**DATA SHOWN:**
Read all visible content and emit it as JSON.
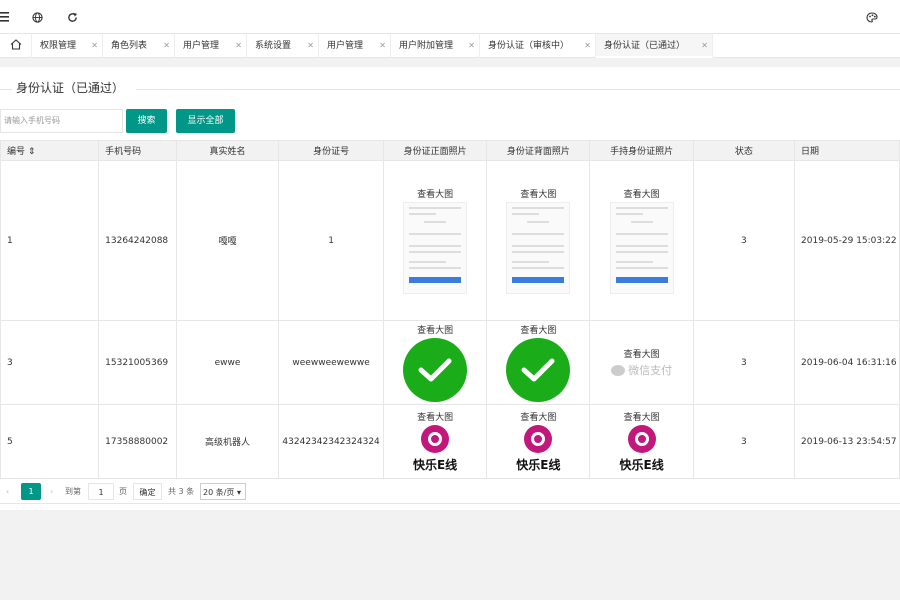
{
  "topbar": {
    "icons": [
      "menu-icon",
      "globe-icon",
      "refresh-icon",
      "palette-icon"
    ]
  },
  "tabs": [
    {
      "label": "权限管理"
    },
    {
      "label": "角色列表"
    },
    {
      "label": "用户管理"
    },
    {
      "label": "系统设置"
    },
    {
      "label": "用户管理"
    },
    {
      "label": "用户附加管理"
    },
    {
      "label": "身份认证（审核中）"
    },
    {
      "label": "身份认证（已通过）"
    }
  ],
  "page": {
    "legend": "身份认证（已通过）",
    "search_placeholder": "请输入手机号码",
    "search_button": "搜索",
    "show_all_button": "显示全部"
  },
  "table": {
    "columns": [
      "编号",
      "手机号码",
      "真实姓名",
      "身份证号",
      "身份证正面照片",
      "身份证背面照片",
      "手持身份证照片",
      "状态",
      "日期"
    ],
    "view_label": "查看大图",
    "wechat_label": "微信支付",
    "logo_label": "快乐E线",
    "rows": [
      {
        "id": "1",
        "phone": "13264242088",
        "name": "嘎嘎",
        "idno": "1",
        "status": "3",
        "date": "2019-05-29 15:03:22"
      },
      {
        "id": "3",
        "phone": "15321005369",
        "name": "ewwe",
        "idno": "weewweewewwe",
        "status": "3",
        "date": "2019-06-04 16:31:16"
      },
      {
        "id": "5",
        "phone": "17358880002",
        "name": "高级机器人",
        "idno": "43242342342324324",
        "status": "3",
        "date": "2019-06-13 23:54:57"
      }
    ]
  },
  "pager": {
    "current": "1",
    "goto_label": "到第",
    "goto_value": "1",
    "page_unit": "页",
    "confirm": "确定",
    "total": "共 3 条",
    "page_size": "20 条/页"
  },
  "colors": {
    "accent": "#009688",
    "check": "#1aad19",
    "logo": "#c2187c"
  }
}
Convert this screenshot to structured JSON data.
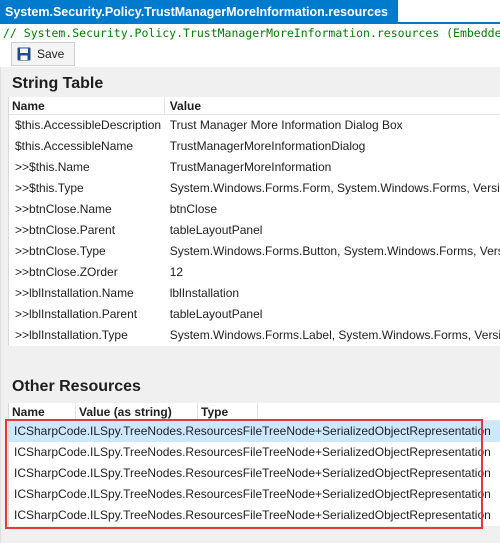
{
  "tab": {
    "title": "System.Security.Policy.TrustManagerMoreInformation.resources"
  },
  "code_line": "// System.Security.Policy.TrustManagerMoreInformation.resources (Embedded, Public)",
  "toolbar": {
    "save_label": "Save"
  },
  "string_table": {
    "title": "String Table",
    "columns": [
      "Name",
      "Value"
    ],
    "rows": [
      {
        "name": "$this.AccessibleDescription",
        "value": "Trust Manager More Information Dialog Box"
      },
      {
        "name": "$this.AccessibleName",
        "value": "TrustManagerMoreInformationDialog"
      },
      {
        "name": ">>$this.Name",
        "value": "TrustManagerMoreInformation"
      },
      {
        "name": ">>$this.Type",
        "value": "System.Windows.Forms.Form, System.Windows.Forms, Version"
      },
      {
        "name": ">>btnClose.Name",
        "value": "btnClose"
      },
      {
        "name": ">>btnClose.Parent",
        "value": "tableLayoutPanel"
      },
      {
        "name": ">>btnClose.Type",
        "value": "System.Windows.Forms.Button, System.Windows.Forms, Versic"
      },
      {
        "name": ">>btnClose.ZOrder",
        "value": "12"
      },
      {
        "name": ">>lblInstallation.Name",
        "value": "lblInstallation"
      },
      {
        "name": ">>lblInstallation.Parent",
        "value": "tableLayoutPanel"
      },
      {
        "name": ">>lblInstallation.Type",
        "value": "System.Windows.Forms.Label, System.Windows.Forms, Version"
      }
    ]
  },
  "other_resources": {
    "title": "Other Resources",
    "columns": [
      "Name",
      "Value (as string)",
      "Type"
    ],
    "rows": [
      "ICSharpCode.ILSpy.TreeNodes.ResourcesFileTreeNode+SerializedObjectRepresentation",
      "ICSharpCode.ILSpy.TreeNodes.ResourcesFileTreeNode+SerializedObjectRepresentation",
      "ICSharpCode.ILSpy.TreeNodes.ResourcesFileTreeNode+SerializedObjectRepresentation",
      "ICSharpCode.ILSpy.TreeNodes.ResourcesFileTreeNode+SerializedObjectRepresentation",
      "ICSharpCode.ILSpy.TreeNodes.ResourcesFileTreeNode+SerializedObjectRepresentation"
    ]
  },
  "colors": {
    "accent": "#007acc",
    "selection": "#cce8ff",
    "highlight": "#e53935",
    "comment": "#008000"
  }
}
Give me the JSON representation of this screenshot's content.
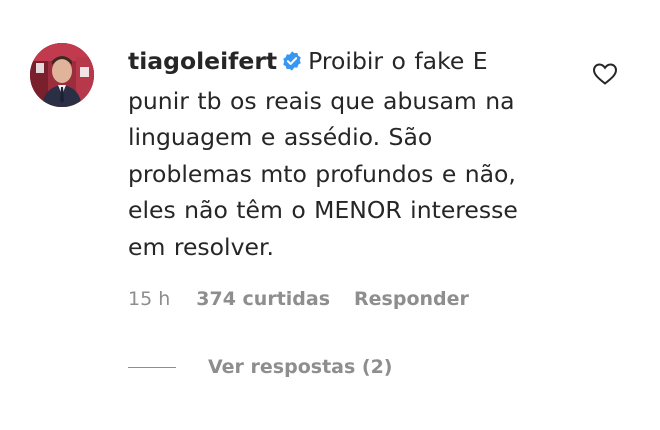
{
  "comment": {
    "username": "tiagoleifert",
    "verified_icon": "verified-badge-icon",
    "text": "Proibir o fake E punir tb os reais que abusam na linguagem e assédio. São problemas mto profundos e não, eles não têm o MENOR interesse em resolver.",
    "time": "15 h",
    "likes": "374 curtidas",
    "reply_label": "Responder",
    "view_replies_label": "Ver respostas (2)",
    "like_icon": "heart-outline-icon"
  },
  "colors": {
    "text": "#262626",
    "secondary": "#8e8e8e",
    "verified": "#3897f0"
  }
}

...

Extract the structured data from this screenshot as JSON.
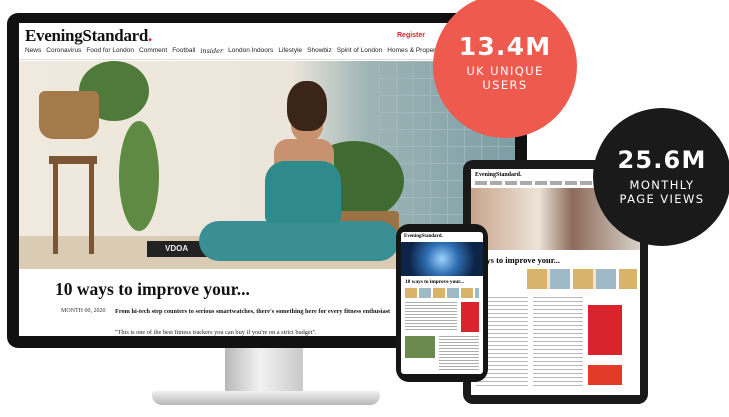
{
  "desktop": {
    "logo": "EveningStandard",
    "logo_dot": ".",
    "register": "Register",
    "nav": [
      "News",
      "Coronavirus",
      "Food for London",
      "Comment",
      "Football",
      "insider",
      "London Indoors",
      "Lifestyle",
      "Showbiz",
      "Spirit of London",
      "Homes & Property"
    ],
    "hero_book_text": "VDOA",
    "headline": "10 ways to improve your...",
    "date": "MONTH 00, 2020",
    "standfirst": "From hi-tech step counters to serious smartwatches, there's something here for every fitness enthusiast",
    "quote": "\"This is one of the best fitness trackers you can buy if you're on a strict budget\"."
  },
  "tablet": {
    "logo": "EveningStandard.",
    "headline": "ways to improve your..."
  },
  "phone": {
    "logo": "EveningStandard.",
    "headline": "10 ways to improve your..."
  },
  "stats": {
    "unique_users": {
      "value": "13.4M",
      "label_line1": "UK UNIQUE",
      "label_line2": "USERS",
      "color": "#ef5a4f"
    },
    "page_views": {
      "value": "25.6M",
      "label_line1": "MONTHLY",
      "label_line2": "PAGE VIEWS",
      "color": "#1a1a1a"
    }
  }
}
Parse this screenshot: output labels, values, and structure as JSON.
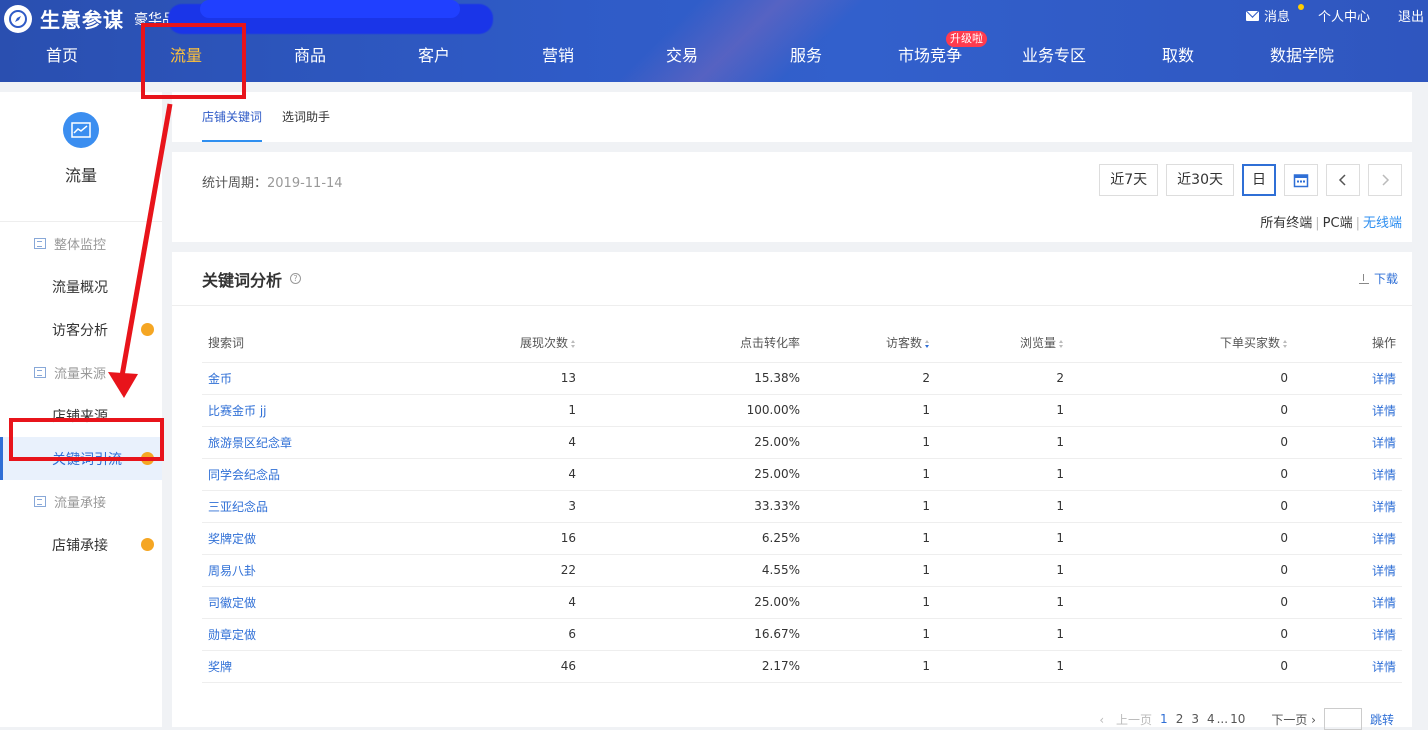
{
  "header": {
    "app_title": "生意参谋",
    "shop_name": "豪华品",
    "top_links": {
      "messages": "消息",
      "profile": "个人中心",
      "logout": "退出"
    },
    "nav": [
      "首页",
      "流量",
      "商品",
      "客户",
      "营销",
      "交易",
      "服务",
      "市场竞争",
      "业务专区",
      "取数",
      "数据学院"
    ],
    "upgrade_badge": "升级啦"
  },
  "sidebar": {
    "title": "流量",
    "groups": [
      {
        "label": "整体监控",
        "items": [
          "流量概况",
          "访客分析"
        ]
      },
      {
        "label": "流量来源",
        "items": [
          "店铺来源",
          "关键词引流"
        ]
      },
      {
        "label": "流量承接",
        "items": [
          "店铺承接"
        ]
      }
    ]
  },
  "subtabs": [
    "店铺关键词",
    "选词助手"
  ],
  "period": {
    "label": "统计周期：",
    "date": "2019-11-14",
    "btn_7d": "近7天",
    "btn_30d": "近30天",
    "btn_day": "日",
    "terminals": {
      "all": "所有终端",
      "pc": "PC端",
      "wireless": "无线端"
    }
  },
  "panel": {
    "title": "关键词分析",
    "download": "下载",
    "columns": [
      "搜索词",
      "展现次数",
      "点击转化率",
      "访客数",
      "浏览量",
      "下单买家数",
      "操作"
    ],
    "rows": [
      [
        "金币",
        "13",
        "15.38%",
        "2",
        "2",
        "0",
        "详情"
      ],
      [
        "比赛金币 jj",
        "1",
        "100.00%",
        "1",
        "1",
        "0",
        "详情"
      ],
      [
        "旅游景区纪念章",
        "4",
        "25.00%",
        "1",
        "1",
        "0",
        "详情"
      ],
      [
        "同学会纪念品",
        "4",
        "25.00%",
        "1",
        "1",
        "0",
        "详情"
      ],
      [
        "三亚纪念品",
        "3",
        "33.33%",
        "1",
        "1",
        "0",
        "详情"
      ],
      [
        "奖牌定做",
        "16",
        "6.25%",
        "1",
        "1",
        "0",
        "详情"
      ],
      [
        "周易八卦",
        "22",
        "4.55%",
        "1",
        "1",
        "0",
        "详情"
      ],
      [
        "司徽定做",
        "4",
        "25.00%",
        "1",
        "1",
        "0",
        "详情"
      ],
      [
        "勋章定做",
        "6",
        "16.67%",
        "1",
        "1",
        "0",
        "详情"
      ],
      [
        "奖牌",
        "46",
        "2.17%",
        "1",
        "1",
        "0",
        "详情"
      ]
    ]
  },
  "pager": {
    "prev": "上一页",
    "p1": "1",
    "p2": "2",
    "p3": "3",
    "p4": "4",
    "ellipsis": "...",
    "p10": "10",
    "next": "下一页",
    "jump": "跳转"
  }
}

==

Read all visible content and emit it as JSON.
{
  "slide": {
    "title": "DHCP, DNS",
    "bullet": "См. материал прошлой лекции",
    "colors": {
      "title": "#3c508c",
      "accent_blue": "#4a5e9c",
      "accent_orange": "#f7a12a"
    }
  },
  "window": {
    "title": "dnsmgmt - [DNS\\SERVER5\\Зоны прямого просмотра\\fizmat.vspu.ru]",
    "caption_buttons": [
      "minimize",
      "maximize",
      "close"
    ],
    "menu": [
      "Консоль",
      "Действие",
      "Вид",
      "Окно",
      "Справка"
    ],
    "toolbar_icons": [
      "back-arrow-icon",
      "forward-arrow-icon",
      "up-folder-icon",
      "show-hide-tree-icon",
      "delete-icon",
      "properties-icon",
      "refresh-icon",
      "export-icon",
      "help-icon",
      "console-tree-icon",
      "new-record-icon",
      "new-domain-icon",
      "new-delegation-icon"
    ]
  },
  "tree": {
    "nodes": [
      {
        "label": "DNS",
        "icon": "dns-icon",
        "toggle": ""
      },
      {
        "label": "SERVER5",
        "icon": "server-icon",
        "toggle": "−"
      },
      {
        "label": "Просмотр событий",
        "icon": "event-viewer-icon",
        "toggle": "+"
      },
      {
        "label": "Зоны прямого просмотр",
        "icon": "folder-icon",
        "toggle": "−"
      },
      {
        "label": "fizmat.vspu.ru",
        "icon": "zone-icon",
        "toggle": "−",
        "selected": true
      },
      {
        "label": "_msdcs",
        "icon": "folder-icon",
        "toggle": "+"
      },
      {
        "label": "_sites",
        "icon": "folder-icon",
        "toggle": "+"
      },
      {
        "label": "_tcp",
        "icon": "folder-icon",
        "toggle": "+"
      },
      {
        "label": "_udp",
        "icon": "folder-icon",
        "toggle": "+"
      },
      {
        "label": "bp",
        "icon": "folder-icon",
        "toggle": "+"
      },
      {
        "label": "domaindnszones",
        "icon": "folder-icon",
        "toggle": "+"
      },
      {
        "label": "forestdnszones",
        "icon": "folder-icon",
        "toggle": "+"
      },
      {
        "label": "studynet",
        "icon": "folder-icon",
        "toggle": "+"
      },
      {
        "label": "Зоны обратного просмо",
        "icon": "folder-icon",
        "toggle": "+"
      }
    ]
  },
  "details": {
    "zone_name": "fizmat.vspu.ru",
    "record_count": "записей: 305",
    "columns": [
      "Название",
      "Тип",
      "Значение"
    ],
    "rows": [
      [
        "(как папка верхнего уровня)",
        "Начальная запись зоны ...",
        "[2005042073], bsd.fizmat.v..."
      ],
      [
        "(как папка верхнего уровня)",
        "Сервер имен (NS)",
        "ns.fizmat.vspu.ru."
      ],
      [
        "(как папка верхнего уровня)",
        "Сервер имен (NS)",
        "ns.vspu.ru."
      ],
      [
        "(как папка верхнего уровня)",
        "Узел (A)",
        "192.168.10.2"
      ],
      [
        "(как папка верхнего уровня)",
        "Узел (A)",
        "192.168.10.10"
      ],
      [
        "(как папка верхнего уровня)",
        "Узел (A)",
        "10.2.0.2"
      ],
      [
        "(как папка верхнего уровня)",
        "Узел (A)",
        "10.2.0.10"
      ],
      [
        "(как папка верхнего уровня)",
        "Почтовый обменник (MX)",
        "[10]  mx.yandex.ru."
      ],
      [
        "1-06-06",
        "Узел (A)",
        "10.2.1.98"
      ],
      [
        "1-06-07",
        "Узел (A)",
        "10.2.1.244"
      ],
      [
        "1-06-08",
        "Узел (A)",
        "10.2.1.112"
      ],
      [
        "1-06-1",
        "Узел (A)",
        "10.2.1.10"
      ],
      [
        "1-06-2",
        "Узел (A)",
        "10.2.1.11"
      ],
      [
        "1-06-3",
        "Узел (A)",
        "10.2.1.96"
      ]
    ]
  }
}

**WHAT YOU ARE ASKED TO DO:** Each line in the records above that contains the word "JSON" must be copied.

**RESPONSE TO THIS EXERCISE:**
Read all visible content and emit it as JSON.
Convert this screenshot to structured JSON data.
Give me the JSON representation of this screenshot's content.
Extract the structured data from this screenshot as JSON.
Parse this screenshot: output labels, values, and structure as JSON.
Read all visible content and emit it as JSON.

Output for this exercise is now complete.